Can persistent hyperglycemia and insulin resistance in type 2 diabetics be due to decreased transcapillary movements of insulin (resulted from cell swellings in blood and in vascular walls) by hypotonicity of blood due to elevated glucose or otherwise? Since the insulin molecule is bigger, does it result in decreased insulin exposure to target cells instead of commonly thought decreased sensitiveness of insulin? This looks quite relevant and simple reasoning to insulin resistance or persisting hyperglycemia.
The major effect of insulin resistance is a post-receptor event. Your hypothesis has not been shown to be a major cause of insulin resistance. The movement of insulin to its receptor on the surface of target cells is not a rate-limiting step in insulin's effects.
Last Updated: Tuesday April 06, 2010 15:10:11

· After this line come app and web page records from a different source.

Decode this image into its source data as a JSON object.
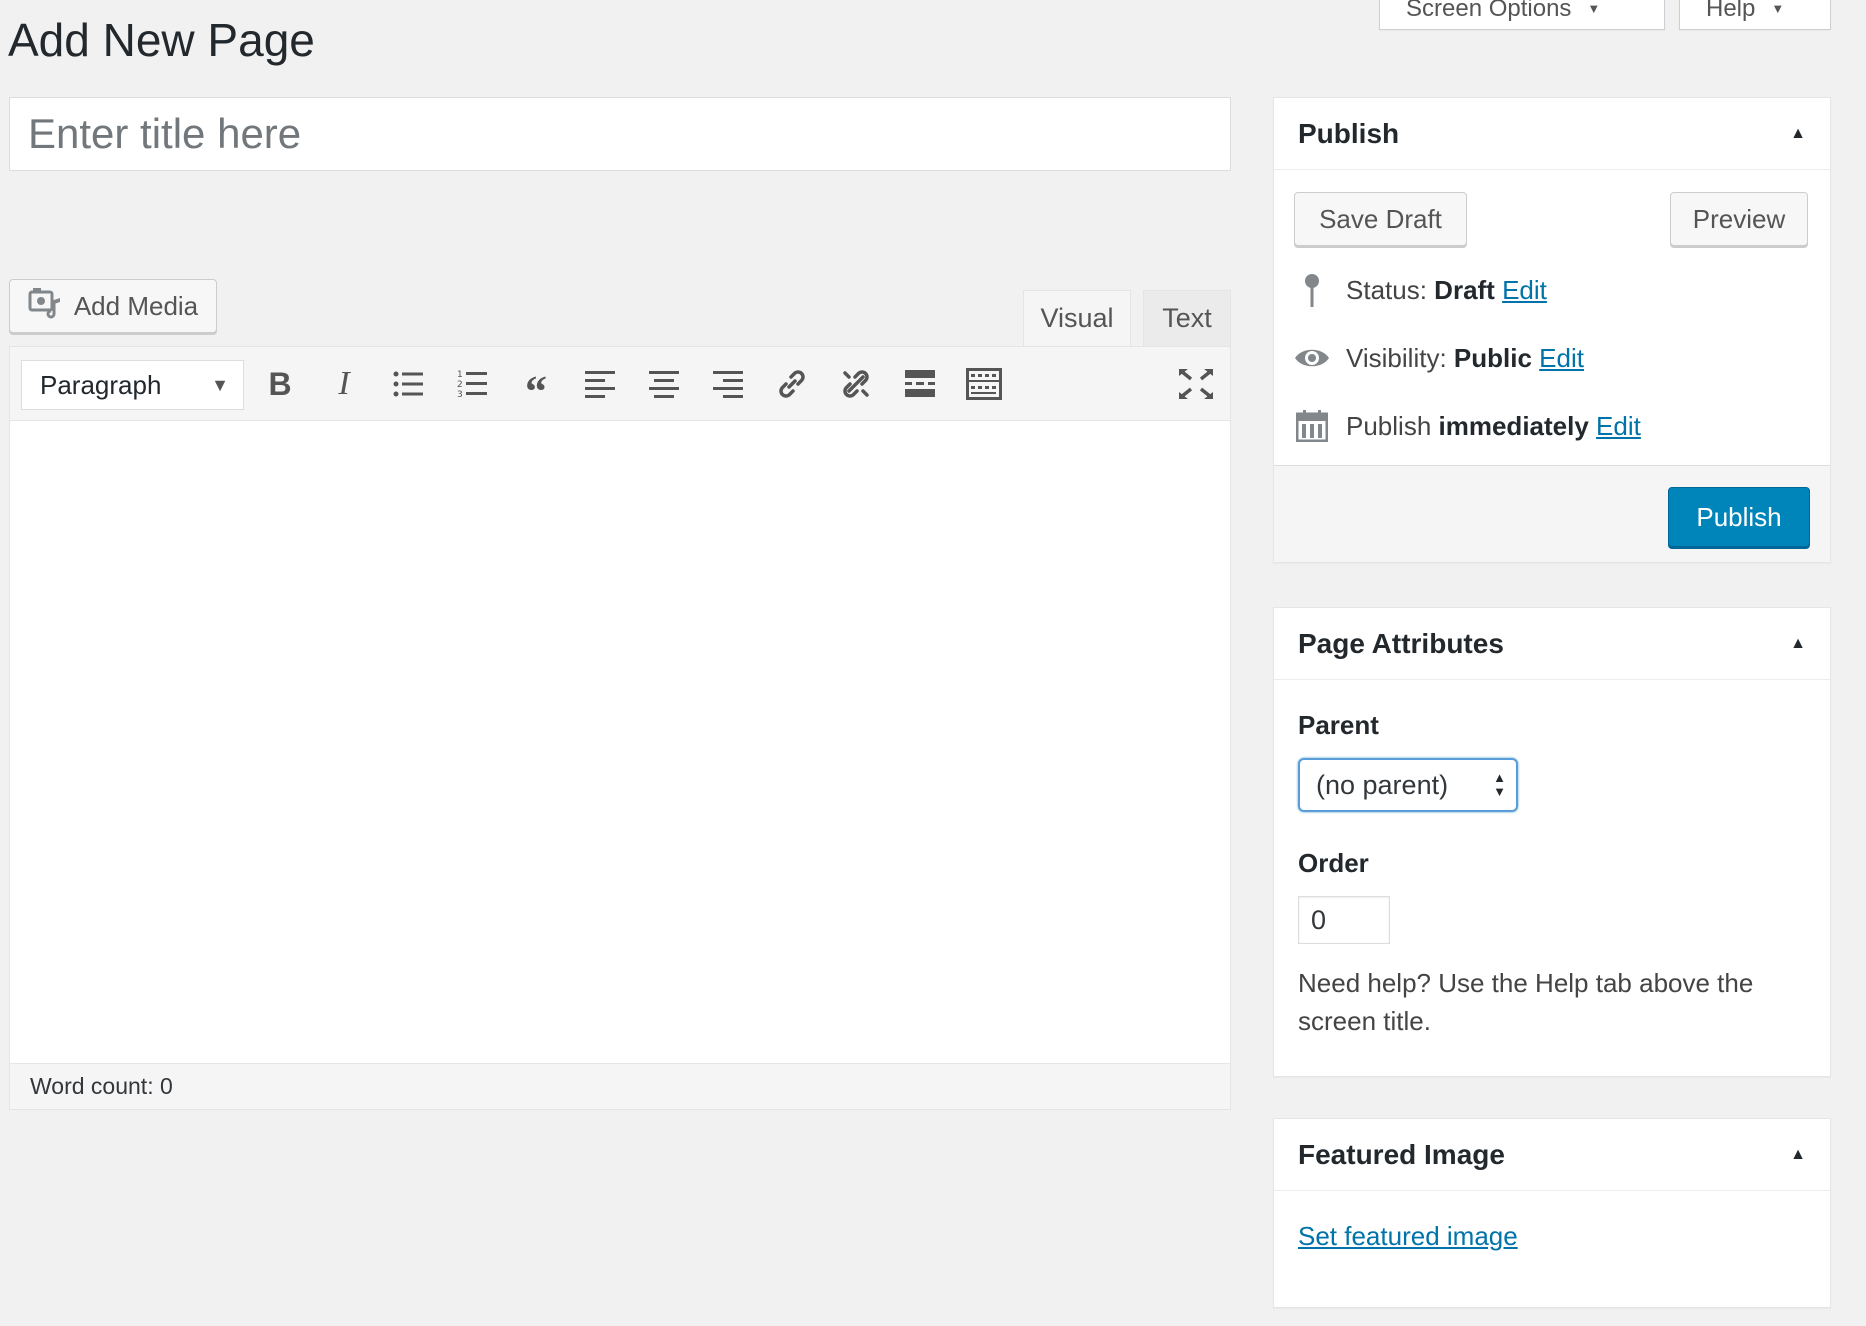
{
  "header": {
    "page_title": "Add New Page",
    "screen_options_label": "Screen Options",
    "help_label": "Help"
  },
  "title_field": {
    "placeholder": "Enter title here",
    "value": ""
  },
  "editor": {
    "add_media_label": "Add Media",
    "tabs": [
      {
        "label": "Visual",
        "active": true
      },
      {
        "label": "Text",
        "active": false
      }
    ],
    "format_select": {
      "value": "Paragraph"
    },
    "toolbar_icons": [
      "bold-icon",
      "italic-icon",
      "bulleted-list-icon",
      "numbered-list-icon",
      "blockquote-icon",
      "align-left-icon",
      "align-center-icon",
      "align-right-icon",
      "insert-link-icon",
      "remove-link-icon",
      "read-more-icon",
      "toolbar-toggle-icon",
      "fullscreen-icon"
    ],
    "word_count": "Word count: 0"
  },
  "publish_box": {
    "title": "Publish",
    "save_draft_label": "Save Draft",
    "preview_label": "Preview",
    "status_label": "Status:",
    "status_value": "Draft",
    "visibility_label": "Visibility:",
    "visibility_value": "Public",
    "publish_label": "Publish",
    "publish_value": "immediately",
    "edit_label": "Edit",
    "publish_button_label": "Publish",
    "accent_color": "#0085ba"
  },
  "page_attributes": {
    "title": "Page Attributes",
    "parent_label": "Parent",
    "parent_value": "(no parent)",
    "order_label": "Order",
    "order_value": "0",
    "help_text": "Need help? Use the Help tab above the screen title."
  },
  "featured_image": {
    "title": "Featured Image",
    "set_link": "Set featured image"
  }
}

This Internet site provides information of a general nature and is designed for educational purposes only. If you have any concerns about your own health or the health of your child, you should always consult with a physician or other health care professional.
This site is published by Children With Diabetes, Inc, which is responsible for its contents.
© Children with Diabetes, Inc. 1995-2013. Comments and Feedback.